Swansea Council: Political profile - Sybil Crouch
SHE’S new to the council and she is the wife of its leader David Phillips.
But as Swansea Council’s first — and Wales’s only — cabinet member for sustainability, she’s forging her own way, determined to better the City and County of Swansea.
Sybil Crouch is a first-term councillor and ward member for Castle.
Originally, from Liverpool, she has lived in Swansea for 20 years, since she was a student.
“I’m one of those people who came and never really left,” she said. “I’ve always lived in the city and I’m very passionate about the role and power of local government to change people’s lives.”
Sustainability, Ms Crouch said, was not just about the environment. It was much more than this and was one of the factors at the core of this young administration’s plans to rejuvenate Swansea.
While environment does play a part, it is one of three “pillars” of sustainability — the other two are community and economy.
These three pillars play individual roles, while being inseparable in many ways.
“Sustainability is a golden thread that runs through everything the council does,” she said.
“The obvious one is recycling.

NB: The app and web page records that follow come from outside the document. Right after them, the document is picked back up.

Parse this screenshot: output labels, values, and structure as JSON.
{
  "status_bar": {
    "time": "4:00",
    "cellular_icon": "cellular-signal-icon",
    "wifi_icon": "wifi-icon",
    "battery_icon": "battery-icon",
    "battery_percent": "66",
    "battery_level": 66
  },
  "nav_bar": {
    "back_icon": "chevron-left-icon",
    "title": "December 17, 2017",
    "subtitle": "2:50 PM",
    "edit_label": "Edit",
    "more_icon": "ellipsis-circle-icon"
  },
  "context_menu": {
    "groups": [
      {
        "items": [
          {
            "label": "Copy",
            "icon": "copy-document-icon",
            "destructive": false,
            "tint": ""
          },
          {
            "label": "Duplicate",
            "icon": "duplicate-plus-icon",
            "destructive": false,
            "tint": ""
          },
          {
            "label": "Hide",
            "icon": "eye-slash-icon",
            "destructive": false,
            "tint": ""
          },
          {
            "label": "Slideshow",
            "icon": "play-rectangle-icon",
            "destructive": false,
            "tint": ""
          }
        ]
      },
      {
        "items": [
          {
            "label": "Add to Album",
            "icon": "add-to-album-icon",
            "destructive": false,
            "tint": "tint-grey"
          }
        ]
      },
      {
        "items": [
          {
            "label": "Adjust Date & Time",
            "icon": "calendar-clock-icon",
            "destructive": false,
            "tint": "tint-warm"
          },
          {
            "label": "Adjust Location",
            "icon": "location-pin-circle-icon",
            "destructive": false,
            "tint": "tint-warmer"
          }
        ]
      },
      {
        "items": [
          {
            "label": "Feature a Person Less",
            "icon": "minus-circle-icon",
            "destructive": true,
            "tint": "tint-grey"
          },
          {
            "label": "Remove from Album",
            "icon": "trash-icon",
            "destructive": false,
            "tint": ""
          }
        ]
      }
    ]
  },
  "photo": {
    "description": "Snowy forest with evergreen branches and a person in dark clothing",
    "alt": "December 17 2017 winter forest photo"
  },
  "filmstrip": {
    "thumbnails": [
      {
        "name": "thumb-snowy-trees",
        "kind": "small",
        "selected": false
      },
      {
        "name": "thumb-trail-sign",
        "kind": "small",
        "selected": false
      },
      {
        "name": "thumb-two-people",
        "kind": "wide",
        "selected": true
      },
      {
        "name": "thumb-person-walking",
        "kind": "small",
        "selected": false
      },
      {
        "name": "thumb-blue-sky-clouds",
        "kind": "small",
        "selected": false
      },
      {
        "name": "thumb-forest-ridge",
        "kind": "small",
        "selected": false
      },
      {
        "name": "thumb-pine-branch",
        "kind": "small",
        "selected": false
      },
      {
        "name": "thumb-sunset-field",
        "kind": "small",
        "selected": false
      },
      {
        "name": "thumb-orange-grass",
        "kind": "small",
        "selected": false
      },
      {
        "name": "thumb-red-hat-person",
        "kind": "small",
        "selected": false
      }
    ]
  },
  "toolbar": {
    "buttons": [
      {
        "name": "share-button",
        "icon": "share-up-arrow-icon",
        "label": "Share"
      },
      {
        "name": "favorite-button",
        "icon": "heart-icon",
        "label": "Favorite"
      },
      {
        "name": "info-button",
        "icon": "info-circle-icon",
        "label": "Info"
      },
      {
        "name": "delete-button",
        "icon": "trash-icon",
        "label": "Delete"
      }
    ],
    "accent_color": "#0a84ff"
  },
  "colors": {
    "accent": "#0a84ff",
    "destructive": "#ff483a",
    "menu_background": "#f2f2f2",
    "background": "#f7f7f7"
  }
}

There has been a lot of doubt about fortnightly collections, with people asking, ‘why do we have to do that?’. But the council has to deal with waste and recycling and the reason it matters is, yes, because of the planet, but because it costs the council money if we don’t meet recycling targets. We absolutely have to reduce carbon emissions, but what does it mean for the council?
“Governments are taxed on their carbon emissions.
“That is money that could be spent on education, or social services.”
And then there’s sustainability and the community.
One of the things Ms Crouch is particularly interested in is housing development in the city centre. Social housing, such as Coastal, has been active in building in Swansea, creating an urban village. But this is only the start.
The cabinet member said she felt this was vital for not only creating a vibrant city centre but one that was sustainable day and night.
She wants to see development that will complement the night-time and day-time economies.
“We want to encourage people to live in the city centre to make it vibrant. We want it so that it is not just a place to shop or go out in the evening,” she added.
“But how do we work to make it sustainable and stop residents in the city centre from always being transient — young people who do not want to stay there long-term because of disturbances, or violent crime statistics?”
One of the issues Swansea Council is currently looking at to combat problems is the accumulative impact of on-licensed and off-licensed premises in the city centre.
If proposals are eventually given the go-ahead, nearby alcohol-selling and serving premises would be taken into consideration when deciding on a new licence application.
However, Ms Crouch said the council did not want any decisions to negatively affect the night-time economy.
It might not be the first thing that springs to mind when thinking about sustainability, but HMOs (houses in multiple occupation) are also under the microscope. Some areas of the city, such as Sandfields and Uplands, are said to have become overrun with this type of housing.
“We need to look at the impact of HMOs, for example, on schools and shops,” Ms Crouch added.
“In some of these areas whole streets are almost taken over with HMOs. In areas like Uplands, these streets are empty at certain times of the year.
“It’s an issue when the people left start to move out. We need to make these areas are sustainable all year round. It’s important that areas are diverse, filled with families and single people. Of course there’s a place for HMOs — they are an important part of the housing stock and there’s a demand for them.
“The issue is about densification of particular streets and keeping communities vibrant, and the council has to take this into account. We need to look licensing.”
Ms Crouch also wants to look at the sustainability of local shops.
“More money spent in local shops stays local than that spent in supermarkets,” she added. “We want this money to stay in Swansea. And we can look to expand that. Swansea Bay has the greatest natural assets — and it’s bigger than just Swansea, there’s Carmarthenshire and Pembrokeshire too.
“We have food from the sea — the muscle beds have been relaid and we’re hoping to get oysters again. We have a fabulous indoor market and fantastic restaurants and cafes, from the Espresso Bar opposite the train station to the Pant-y-Gwydr restaurant (in Oxford Street).
“We need to look at what happens when food transport costs go up and look at what we can source locally. It will give Swansea a really competitive edge.
“I would like in 50 years for Swansea to be sustainable in food.
“We have initiatives like Vetch Veg — not only are people growing food, but it’s bringing communities together.
“On top of wonderful places to eat, and wonderful food, we have wonderful cycle routes here, we have the new watersports centre, 360. We can build on this and create jobs.
“There is so much we can do to make Swansea sustainable. It’s very exciting.”